- [What needs to be done]:
Copy every line of the records below that holds the word "this".

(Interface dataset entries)
-=-=-

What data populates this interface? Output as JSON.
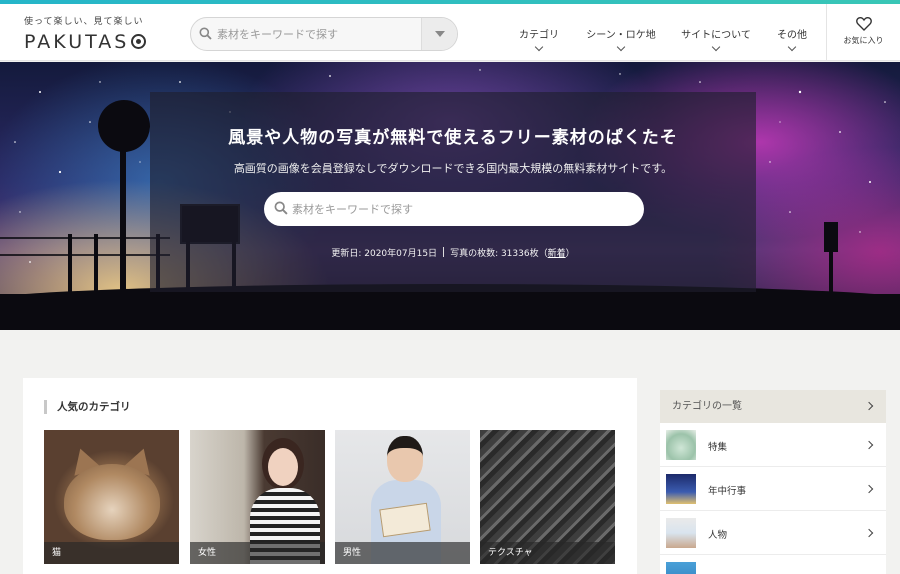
{
  "header": {
    "logo_tagline": "使って楽しい、見て楽しい",
    "logo_text": "PAKUTAS",
    "search_placeholder": "素材をキーワードで探す",
    "nav": [
      {
        "label": "カテゴリ"
      },
      {
        "label": "シーン・ロケ地"
      },
      {
        "label": "サイトについて"
      },
      {
        "label": "その他"
      }
    ],
    "favorites_label": "お気に入り"
  },
  "hero": {
    "title": "風景や人物の写真が無料で使えるフリー素材のぱくたそ",
    "subtitle": "高画質の画像を会員登録なしでダウンロードできる国内最大規模の無料素材サイトです。",
    "search_placeholder": "素材をキーワードで探す",
    "updated": "更新日: 2020年07月15日",
    "photo_count": "写真の枚数: 31336枚",
    "new_link": "新着"
  },
  "popular": {
    "title": "人気のカテゴリ",
    "items": [
      {
        "label": "猫"
      },
      {
        "label": "女性"
      },
      {
        "label": "男性"
      },
      {
        "label": "テクスチャ"
      }
    ]
  },
  "sidebar": {
    "title": "カテゴリの一覧",
    "items": [
      {
        "label": "特集"
      },
      {
        "label": "年中行事"
      },
      {
        "label": "人物"
      }
    ]
  }
}
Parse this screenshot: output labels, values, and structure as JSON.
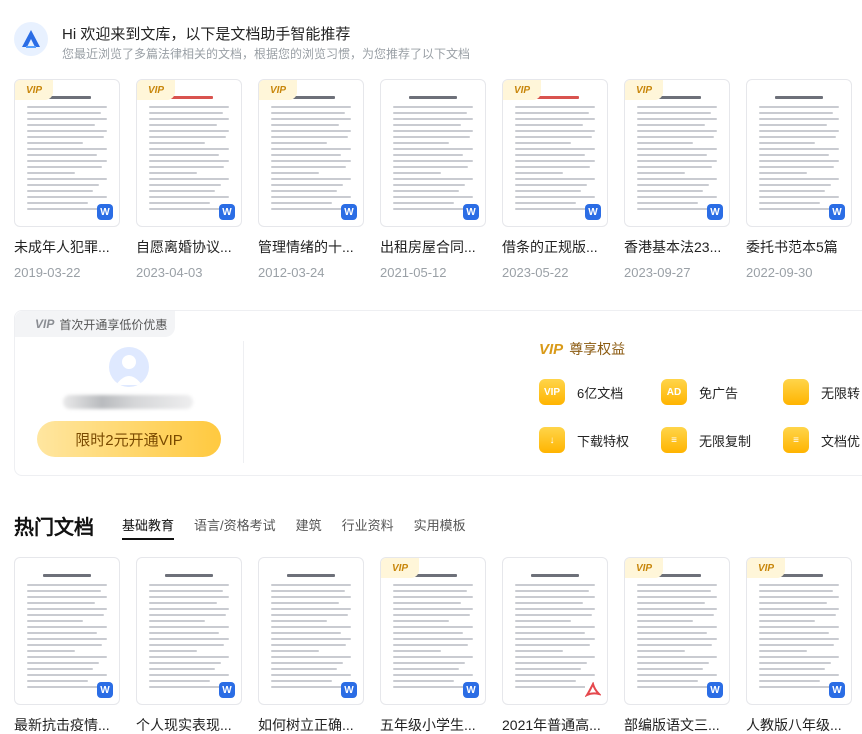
{
  "greeting": {
    "title": "Hi 欢迎来到文库，以下是文档助手智能推荐",
    "subtitle": "您最近浏览了多篇法律相关的文档，根据您的浏览习惯，为您推荐了以下文档"
  },
  "recommended": [
    {
      "title": "未成年人犯罪...",
      "date": "2019-03-22",
      "vip": true,
      "format": "word"
    },
    {
      "title": "自愿离婚协议...",
      "date": "2023-04-03",
      "vip": true,
      "format": "word"
    },
    {
      "title": "管理情绪的十...",
      "date": "2012-03-24",
      "vip": true,
      "format": "word"
    },
    {
      "title": "出租房屋合同...",
      "date": "2021-05-12",
      "vip": false,
      "format": "word"
    },
    {
      "title": "借条的正规版...",
      "date": "2023-05-22",
      "vip": true,
      "format": "word"
    },
    {
      "title": "香港基本法23...",
      "date": "2023-09-27",
      "vip": true,
      "format": "word"
    },
    {
      "title": "委托书范本5篇",
      "date": "2022-09-30",
      "vip": false,
      "format": "word"
    }
  ],
  "vip_panel": {
    "tab_label": "首次开通享低价优惠",
    "vip_mark": "VIP",
    "button_label": "限时2元开通VIP",
    "benefits_title": "尊享权益",
    "benefits": [
      {
        "label": "6亿文档",
        "icon": "vip-doc-icon",
        "glyph": "VIP"
      },
      {
        "label": "免广告",
        "icon": "ad-free-icon",
        "glyph": "AD"
      },
      {
        "label": "无限转",
        "icon": "convert-icon",
        "glyph": ""
      },
      {
        "label": "下载特权",
        "icon": "download-icon",
        "glyph": "↓"
      },
      {
        "label": "无限复制",
        "icon": "copy-icon",
        "glyph": "≡"
      },
      {
        "label": "文档优",
        "icon": "doc-optimize-icon",
        "glyph": "≡"
      }
    ]
  },
  "hot": {
    "title": "热门文档",
    "tabs": [
      "基础教育",
      "语言/资格考试",
      "建筑",
      "行业资料",
      "实用模板"
    ],
    "active_tab": 0,
    "docs": [
      {
        "title": "最新抗击疫情...",
        "vip": false,
        "format": "word"
      },
      {
        "title": "个人现实表现...",
        "vip": false,
        "format": "word"
      },
      {
        "title": "如何树立正确...",
        "vip": false,
        "format": "word"
      },
      {
        "title": "五年级小学生...",
        "vip": true,
        "format": "word"
      },
      {
        "title": "2021年普通高...",
        "vip": false,
        "format": "pdf"
      },
      {
        "title": "部编版语文三...",
        "vip": true,
        "format": "word"
      },
      {
        "title": "人教版八年级...",
        "vip": true,
        "format": "word"
      }
    ]
  },
  "colors": {
    "accent": "#2b6de5",
    "vip_gold": "#ffc93f",
    "vip_text": "#8b5a10",
    "pdf": "#e5484d"
  }
}
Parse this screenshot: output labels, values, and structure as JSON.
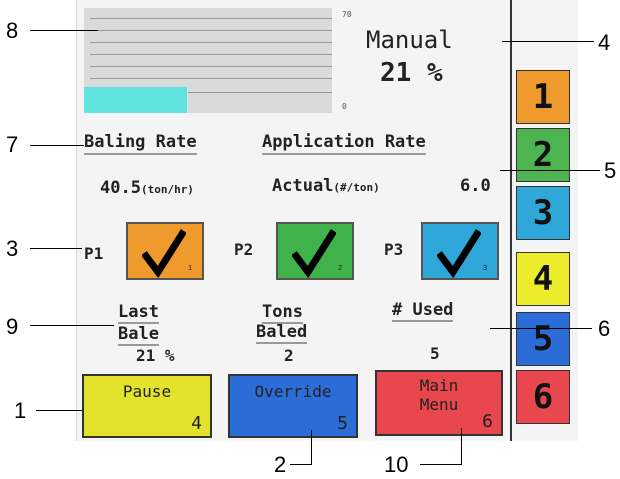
{
  "graph": {
    "scale_max": "70",
    "scale_min": "0",
    "fill_bars": 6
  },
  "status": {
    "mode": "Manual",
    "percent": "21 %"
  },
  "headings": {
    "baling_rate": "Baling Rate",
    "application_rate": "Application Rate"
  },
  "rates": {
    "baling_value": "40.5",
    "baling_unit": "(ton/hr)",
    "actual_label": "Actual",
    "actual_unit": "(#/ton)",
    "actual_value": "6.0"
  },
  "pumps": [
    {
      "label": "P1",
      "number": "1",
      "color": "#ef9a2c"
    },
    {
      "label": "P2",
      "number": "2",
      "color": "#3fb24a"
    },
    {
      "label": "P3",
      "number": "3",
      "color": "#2fa7d8"
    }
  ],
  "stats": {
    "last_bale_line1": "Last",
    "last_bale_line2": "Bale",
    "last_bale_value": "21 %",
    "tons_line1": "Tons",
    "tons_line2": "Baled",
    "tons_value": "2",
    "used_label": "# Used",
    "used_value": "5"
  },
  "buttons": {
    "pause": {
      "label": "Pause",
      "key": "4",
      "color": "#e3e32e"
    },
    "override": {
      "label": "Override",
      "key": "5",
      "color": "#2c6cd6"
    },
    "main_menu": {
      "line1": "Main",
      "line2": "Menu",
      "key": "6",
      "color": "#e8474e"
    }
  },
  "side_buttons": [
    {
      "label": "1",
      "color": "#ef9a2c"
    },
    {
      "label": "2",
      "color": "#4db44f"
    },
    {
      "label": "3",
      "color": "#2fa7d8"
    },
    {
      "label": "4",
      "color": "#ecec2c"
    },
    {
      "label": "5",
      "color": "#2c6cd6"
    },
    {
      "label": "6",
      "color": "#e8474e"
    }
  ],
  "callouts": [
    "1",
    "2",
    "3",
    "4",
    "5",
    "6",
    "7",
    "8",
    "9",
    "10"
  ]
}
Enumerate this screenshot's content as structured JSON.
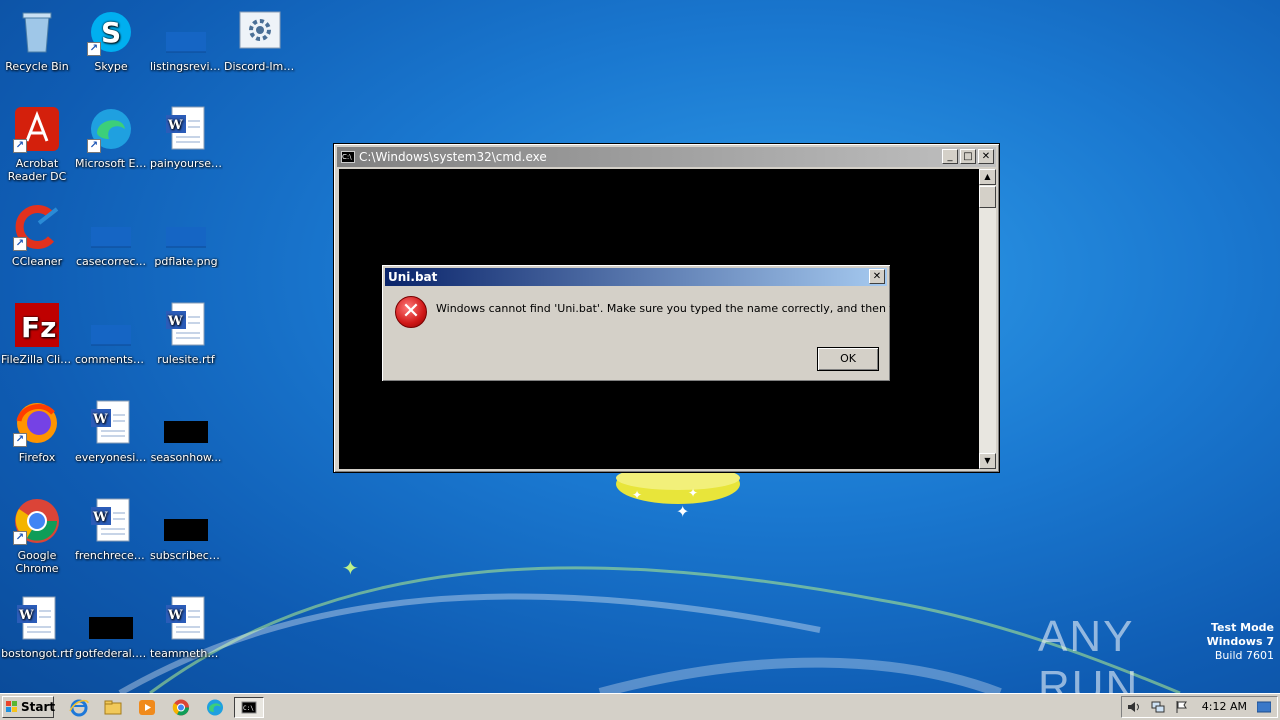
{
  "desktop_icons": [
    {
      "label": "Recycle Bin",
      "icon": "recycle-bin-icon"
    },
    {
      "label": "Skype",
      "icon": "skype-icon"
    },
    {
      "label": "listingsrevie...",
      "icon": "image-file-icon"
    },
    {
      "label": "Discord-Ima...",
      "icon": "settings-file-icon"
    },
    {
      "label": "Acrobat Reader DC",
      "icon": "acrobat-icon"
    },
    {
      "label": "Microsoft Edge",
      "icon": "edge-icon"
    },
    {
      "label": "painyourself...",
      "icon": "word-doc-icon"
    },
    {
      "label": "CCleaner",
      "icon": "ccleaner-icon"
    },
    {
      "label": "casecorrec...",
      "icon": "image-file-icon"
    },
    {
      "label": "pdflate.png",
      "icon": "image-file-icon"
    },
    {
      "label": "FileZilla Client",
      "icon": "filezilla-icon"
    },
    {
      "label": "commentslit...",
      "icon": "image-file-icon"
    },
    {
      "label": "rulesite.rtf",
      "icon": "word-doc-icon"
    },
    {
      "label": "Firefox",
      "icon": "firefox-icon"
    },
    {
      "label": "everyonesix...",
      "icon": "word-doc-icon"
    },
    {
      "label": "seasonhow...",
      "icon": "black-image-icon"
    },
    {
      "label": "Google Chrome",
      "icon": "chrome-icon"
    },
    {
      "label": "frenchrecen...",
      "icon": "word-doc-icon"
    },
    {
      "label": "subscribecu...",
      "icon": "black-image-icon"
    },
    {
      "label": "bostongot.rtf",
      "icon": "word-doc-icon"
    },
    {
      "label": "gotfederal.jpg",
      "icon": "black-image-icon"
    },
    {
      "label": "teammetho...",
      "icon": "word-doc-icon"
    }
  ],
  "cmd_window": {
    "title": "C:\\Windows\\system32\\cmd.exe",
    "icon_text": "C:\\",
    "minimize": "_",
    "maximize": "□",
    "close": "✕"
  },
  "dialog": {
    "title": "Uni.bat",
    "message": "Windows cannot find 'Uni.bat'. Make sure you typed the name correctly, and then try again.",
    "ok_label": "OK",
    "close": "✕"
  },
  "watermark": {
    "logo": "ANY RUN",
    "line1": "Test Mode",
    "line2": "Windows 7",
    "line3": "Build 7601"
  },
  "taskbar": {
    "start_label": "Start",
    "apps": [
      "internet-explorer-icon",
      "file-explorer-icon",
      "media-player-icon",
      "chrome-icon",
      "edge-icon",
      "cmd-icon"
    ],
    "clock": "4:12 AM"
  }
}
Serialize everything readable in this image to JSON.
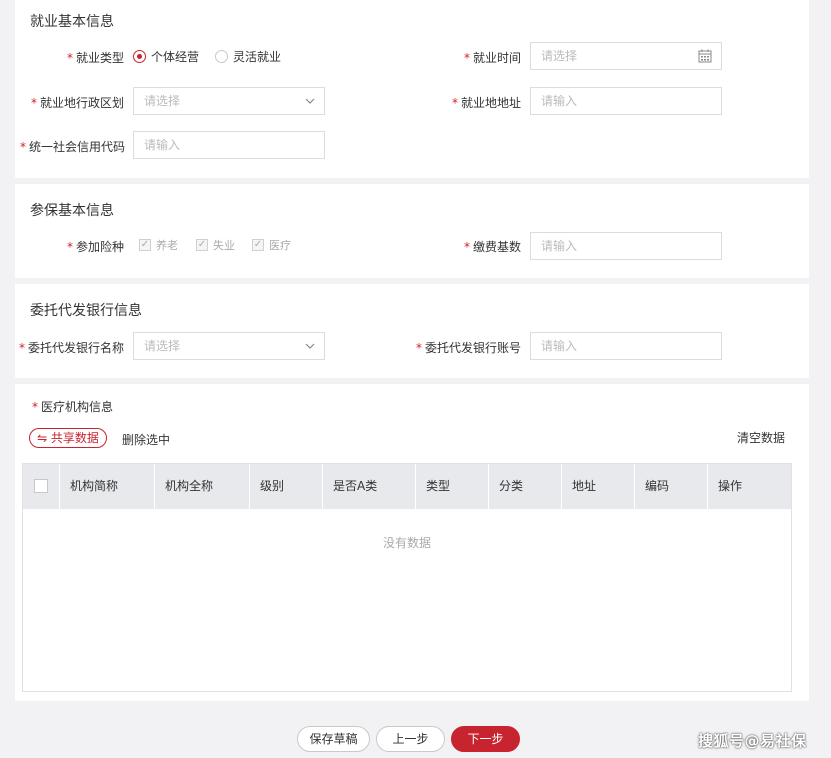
{
  "employment": {
    "title": "就业基本信息",
    "type_label": "就业类型",
    "type_options": [
      "个体经营",
      "灵活就业"
    ],
    "time_label": "就业时间",
    "time_placeholder": "请选择",
    "region_label": "就业地行政区划",
    "region_placeholder": "请选择",
    "address_label": "就业地地址",
    "address_placeholder": "请输入",
    "credit_label": "统一社会信用代码",
    "credit_placeholder": "请输入"
  },
  "insurance": {
    "title": "参保基本信息",
    "types_label": "参加险种",
    "types": [
      "养老",
      "失业",
      "医疗"
    ],
    "base_label": "缴费基数",
    "base_placeholder": "请输入"
  },
  "bank": {
    "title": "委托代发银行信息",
    "name_label": "委托代发银行名称",
    "name_placeholder": "请选择",
    "account_label": "委托代发银行账号",
    "account_placeholder": "请输入"
  },
  "medical": {
    "title": "医疗机构信息",
    "share_button": "⇋ 共享数据",
    "delete_selected": "删除选中",
    "clear_data": "清空数据",
    "columns": [
      "机构简称",
      "机构全称",
      "级别",
      "是否A类",
      "类型",
      "分类",
      "地址",
      "编码",
      "操作"
    ],
    "empty_text": "没有数据"
  },
  "footer": {
    "save_draft": "保存草稿",
    "prev": "上一步",
    "next": "下一步"
  },
  "watermark": "搜狐号@易社保",
  "colors": {
    "accent": "#c8242f",
    "background": "#f2f2f4"
  }
}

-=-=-

- [Exercise output]:
What data populates this interface? Output as JSON.
Parse this screenshot: output labels, values, and structure as JSON.
Parse this screenshot: output labels, values, and structure as JSON.
Enumerate this screenshot's content as structured JSON.
Serialize everything readable in this image to JSON.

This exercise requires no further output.